### [Your objective]
Can you output the records below exactly as they are written?

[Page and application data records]
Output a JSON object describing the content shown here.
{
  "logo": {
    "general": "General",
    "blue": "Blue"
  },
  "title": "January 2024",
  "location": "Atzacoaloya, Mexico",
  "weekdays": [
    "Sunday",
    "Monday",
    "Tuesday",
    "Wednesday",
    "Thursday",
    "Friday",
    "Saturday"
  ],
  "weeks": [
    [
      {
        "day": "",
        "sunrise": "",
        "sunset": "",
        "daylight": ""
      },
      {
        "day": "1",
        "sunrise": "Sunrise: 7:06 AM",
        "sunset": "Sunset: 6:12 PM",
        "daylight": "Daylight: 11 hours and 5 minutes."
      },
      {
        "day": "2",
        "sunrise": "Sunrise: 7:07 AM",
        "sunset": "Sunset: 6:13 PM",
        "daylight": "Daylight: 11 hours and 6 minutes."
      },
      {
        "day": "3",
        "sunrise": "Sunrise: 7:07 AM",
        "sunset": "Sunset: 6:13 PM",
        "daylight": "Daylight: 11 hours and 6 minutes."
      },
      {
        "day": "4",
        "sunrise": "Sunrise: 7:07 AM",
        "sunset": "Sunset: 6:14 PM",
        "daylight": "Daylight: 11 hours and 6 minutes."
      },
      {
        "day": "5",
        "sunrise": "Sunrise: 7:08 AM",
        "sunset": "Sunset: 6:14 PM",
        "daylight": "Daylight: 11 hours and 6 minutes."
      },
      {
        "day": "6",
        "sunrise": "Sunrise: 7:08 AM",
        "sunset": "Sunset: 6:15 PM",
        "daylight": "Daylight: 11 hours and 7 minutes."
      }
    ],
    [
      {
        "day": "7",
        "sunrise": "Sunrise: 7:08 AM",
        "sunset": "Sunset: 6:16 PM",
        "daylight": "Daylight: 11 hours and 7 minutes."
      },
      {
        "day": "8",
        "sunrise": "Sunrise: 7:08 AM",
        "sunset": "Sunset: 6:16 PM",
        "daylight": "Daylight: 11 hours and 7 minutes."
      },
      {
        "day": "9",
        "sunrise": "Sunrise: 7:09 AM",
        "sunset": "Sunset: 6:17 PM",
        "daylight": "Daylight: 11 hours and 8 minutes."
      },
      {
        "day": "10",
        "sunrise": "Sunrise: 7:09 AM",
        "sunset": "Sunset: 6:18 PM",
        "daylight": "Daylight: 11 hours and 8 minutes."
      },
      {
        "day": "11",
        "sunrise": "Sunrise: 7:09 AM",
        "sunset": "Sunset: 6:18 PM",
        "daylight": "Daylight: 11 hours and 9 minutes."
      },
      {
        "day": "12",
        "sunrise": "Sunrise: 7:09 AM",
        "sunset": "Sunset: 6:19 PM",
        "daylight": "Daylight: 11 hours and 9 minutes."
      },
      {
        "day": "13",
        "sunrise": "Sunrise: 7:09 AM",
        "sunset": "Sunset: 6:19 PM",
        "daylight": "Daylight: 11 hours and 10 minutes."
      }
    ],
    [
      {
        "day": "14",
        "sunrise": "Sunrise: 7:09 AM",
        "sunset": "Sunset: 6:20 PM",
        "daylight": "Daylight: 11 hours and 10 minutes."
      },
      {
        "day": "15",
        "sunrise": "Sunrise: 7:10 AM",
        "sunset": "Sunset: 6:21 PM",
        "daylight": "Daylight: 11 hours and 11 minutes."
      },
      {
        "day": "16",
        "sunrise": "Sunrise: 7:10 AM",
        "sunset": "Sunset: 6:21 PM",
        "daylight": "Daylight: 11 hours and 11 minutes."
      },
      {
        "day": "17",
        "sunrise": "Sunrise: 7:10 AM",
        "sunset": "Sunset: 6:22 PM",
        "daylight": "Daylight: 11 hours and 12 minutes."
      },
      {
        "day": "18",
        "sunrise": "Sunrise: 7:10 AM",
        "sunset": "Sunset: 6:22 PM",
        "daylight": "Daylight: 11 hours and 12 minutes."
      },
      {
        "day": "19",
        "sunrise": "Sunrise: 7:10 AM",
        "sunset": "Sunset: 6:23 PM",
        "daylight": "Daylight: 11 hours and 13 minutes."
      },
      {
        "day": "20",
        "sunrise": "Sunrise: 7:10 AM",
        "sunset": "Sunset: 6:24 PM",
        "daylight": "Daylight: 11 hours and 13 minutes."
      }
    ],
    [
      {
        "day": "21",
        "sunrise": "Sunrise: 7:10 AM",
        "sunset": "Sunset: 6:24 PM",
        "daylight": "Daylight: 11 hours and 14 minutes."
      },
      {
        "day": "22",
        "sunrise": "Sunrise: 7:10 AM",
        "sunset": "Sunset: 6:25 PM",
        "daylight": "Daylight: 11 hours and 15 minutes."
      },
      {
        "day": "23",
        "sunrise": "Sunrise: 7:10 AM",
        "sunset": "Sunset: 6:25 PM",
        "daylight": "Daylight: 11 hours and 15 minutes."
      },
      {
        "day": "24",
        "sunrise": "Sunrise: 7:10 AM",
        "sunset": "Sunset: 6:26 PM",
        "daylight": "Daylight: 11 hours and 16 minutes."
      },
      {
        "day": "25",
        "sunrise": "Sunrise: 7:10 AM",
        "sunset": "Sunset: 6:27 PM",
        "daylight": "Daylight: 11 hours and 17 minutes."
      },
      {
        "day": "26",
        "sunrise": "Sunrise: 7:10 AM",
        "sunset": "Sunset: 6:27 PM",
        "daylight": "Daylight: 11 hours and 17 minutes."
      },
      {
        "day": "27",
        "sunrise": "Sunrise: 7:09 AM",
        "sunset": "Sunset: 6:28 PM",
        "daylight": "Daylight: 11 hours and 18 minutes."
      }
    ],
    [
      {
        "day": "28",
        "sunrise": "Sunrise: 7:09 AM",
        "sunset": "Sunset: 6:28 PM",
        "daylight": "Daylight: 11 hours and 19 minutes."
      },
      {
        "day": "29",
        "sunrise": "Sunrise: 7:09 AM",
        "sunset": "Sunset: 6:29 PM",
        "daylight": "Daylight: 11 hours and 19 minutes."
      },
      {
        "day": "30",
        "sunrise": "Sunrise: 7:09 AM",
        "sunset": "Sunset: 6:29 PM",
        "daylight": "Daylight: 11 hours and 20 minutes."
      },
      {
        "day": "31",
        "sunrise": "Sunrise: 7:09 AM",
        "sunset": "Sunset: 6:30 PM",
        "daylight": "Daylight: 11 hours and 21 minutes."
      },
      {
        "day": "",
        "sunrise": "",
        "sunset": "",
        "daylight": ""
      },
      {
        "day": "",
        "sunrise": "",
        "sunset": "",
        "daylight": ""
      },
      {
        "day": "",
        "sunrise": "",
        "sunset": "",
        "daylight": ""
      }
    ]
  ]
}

### [Written solution]
Output a JSON object describing the content shown here.
{
  "logo": {
    "general": "General",
    "blue": "Blue"
  },
  "title": "January 2024",
  "location": "Atzacoaloya, Mexico",
  "weekdays": [
    "Sunday",
    "Monday",
    "Tuesday",
    "Wednesday",
    "Thursday",
    "Friday",
    "Saturday"
  ],
  "weeks": [
    [
      {
        "day": "",
        "sunrise": "",
        "sunset": "",
        "daylight": ""
      },
      {
        "day": "1",
        "sunrise": "Sunrise: 7:06 AM",
        "sunset": "Sunset: 6:12 PM",
        "daylight": "Daylight: 11 hours and 5 minutes."
      },
      {
        "day": "2",
        "sunrise": "Sunrise: 7:07 AM",
        "sunset": "Sunset: 6:13 PM",
        "daylight": "Daylight: 11 hours and 6 minutes."
      },
      {
        "day": "3",
        "sunrise": "Sunrise: 7:07 AM",
        "sunset": "Sunset: 6:13 PM",
        "daylight": "Daylight: 11 hours and 6 minutes."
      },
      {
        "day": "4",
        "sunrise": "Sunrise: 7:07 AM",
        "sunset": "Sunset: 6:14 PM",
        "daylight": "Daylight: 11 hours and 6 minutes."
      },
      {
        "day": "5",
        "sunrise": "Sunrise: 7:08 AM",
        "sunset": "Sunset: 6:14 PM",
        "daylight": "Daylight: 11 hours and 6 minutes."
      },
      {
        "day": "6",
        "sunrise": "Sunrise: 7:08 AM",
        "sunset": "Sunset: 6:15 PM",
        "daylight": "Daylight: 11 hours and 7 minutes."
      }
    ],
    [
      {
        "day": "7",
        "sunrise": "Sunrise: 7:08 AM",
        "sunset": "Sunset: 6:16 PM",
        "daylight": "Daylight: 11 hours and 7 minutes."
      },
      {
        "day": "8",
        "sunrise": "Sunrise: 7:08 AM",
        "sunset": "Sunset: 6:16 PM",
        "daylight": "Daylight: 11 hours and 7 minutes."
      },
      {
        "day": "9",
        "sunrise": "Sunrise: 7:09 AM",
        "sunset": "Sunset: 6:17 PM",
        "daylight": "Daylight: 11 hours and 8 minutes."
      },
      {
        "day": "10",
        "sunrise": "Sunrise: 7:09 AM",
        "sunset": "Sunset: 6:18 PM",
        "daylight": "Daylight: 11 hours and 8 minutes."
      },
      {
        "day": "11",
        "sunrise": "Sunrise: 7:09 AM",
        "sunset": "Sunset: 6:18 PM",
        "daylight": "Daylight: 11 hours and 9 minutes."
      },
      {
        "day": "12",
        "sunrise": "Sunrise: 7:09 AM",
        "sunset": "Sunset: 6:19 PM",
        "daylight": "Daylight: 11 hours and 9 minutes."
      },
      {
        "day": "13",
        "sunrise": "Sunrise: 7:09 AM",
        "sunset": "Sunset: 6:19 PM",
        "daylight": "Daylight: 11 hours and 10 minutes."
      }
    ],
    [
      {
        "day": "14",
        "sunrise": "Sunrise: 7:09 AM",
        "sunset": "Sunset: 6:20 PM",
        "daylight": "Daylight: 11 hours and 10 minutes."
      },
      {
        "day": "15",
        "sunrise": "Sunrise: 7:10 AM",
        "sunset": "Sunset: 6:21 PM",
        "daylight": "Daylight: 11 hours and 11 minutes."
      },
      {
        "day": "16",
        "sunrise": "Sunrise: 7:10 AM",
        "sunset": "Sunset: 6:21 PM",
        "daylight": "Daylight: 11 hours and 11 minutes."
      },
      {
        "day": "17",
        "sunrise": "Sunrise: 7:10 AM",
        "sunset": "Sunset: 6:22 PM",
        "daylight": "Daylight: 11 hours and 12 minutes."
      },
      {
        "day": "18",
        "sunrise": "Sunrise: 7:10 AM",
        "sunset": "Sunset: 6:22 PM",
        "daylight": "Daylight: 11 hours and 12 minutes."
      },
      {
        "day": "19",
        "sunrise": "Sunrise: 7:10 AM",
        "sunset": "Sunset: 6:23 PM",
        "daylight": "Daylight: 11 hours and 13 minutes."
      },
      {
        "day": "20",
        "sunrise": "Sunrise: 7:10 AM",
        "sunset": "Sunset: 6:24 PM",
        "daylight": "Daylight: 11 hours and 13 minutes."
      }
    ],
    [
      {
        "day": "21",
        "sunrise": "Sunrise: 7:10 AM",
        "sunset": "Sunset: 6:24 PM",
        "daylight": "Daylight: 11 hours and 14 minutes."
      },
      {
        "day": "22",
        "sunrise": "Sunrise: 7:10 AM",
        "sunset": "Sunset: 6:25 PM",
        "daylight": "Daylight: 11 hours and 15 minutes."
      },
      {
        "day": "23",
        "sunrise": "Sunrise: 7:10 AM",
        "sunset": "Sunset: 6:25 PM",
        "daylight": "Daylight: 11 hours and 15 minutes."
      },
      {
        "day": "24",
        "sunrise": "Sunrise: 7:10 AM",
        "sunset": "Sunset: 6:26 PM",
        "daylight": "Daylight: 11 hours and 16 minutes."
      },
      {
        "day": "25",
        "sunrise": "Sunrise: 7:10 AM",
        "sunset": "Sunset: 6:27 PM",
        "daylight": "Daylight: 11 hours and 17 minutes."
      },
      {
        "day": "26",
        "sunrise": "Sunrise: 7:10 AM",
        "sunset": "Sunset: 6:27 PM",
        "daylight": "Daylight: 11 hours and 17 minutes."
      },
      {
        "day": "27",
        "sunrise": "Sunrise: 7:09 AM",
        "sunset": "Sunset: 6:28 PM",
        "daylight": "Daylight: 11 hours and 18 minutes."
      }
    ],
    [
      {
        "day": "28",
        "sunrise": "Sunrise: 7:09 AM",
        "sunset": "Sunset: 6:28 PM",
        "daylight": "Daylight: 11 hours and 19 minutes."
      },
      {
        "day": "29",
        "sunrise": "Sunrise: 7:09 AM",
        "sunset": "Sunset: 6:29 PM",
        "daylight": "Daylight: 11 hours and 19 minutes."
      },
      {
        "day": "30",
        "sunrise": "Sunrise: 7:09 AM",
        "sunset": "Sunset: 6:29 PM",
        "daylight": "Daylight: 11 hours and 20 minutes."
      },
      {
        "day": "31",
        "sunrise": "Sunrise: 7:09 AM",
        "sunset": "Sunset: 6:30 PM",
        "daylight": "Daylight: 11 hours and 21 minutes."
      },
      {
        "day": "",
        "sunrise": "",
        "sunset": "",
        "daylight": ""
      },
      {
        "day": "",
        "sunrise": "",
        "sunset": "",
        "daylight": ""
      },
      {
        "day": "",
        "sunrise": "",
        "sunset": "",
        "daylight": ""
      }
    ]
  ]
}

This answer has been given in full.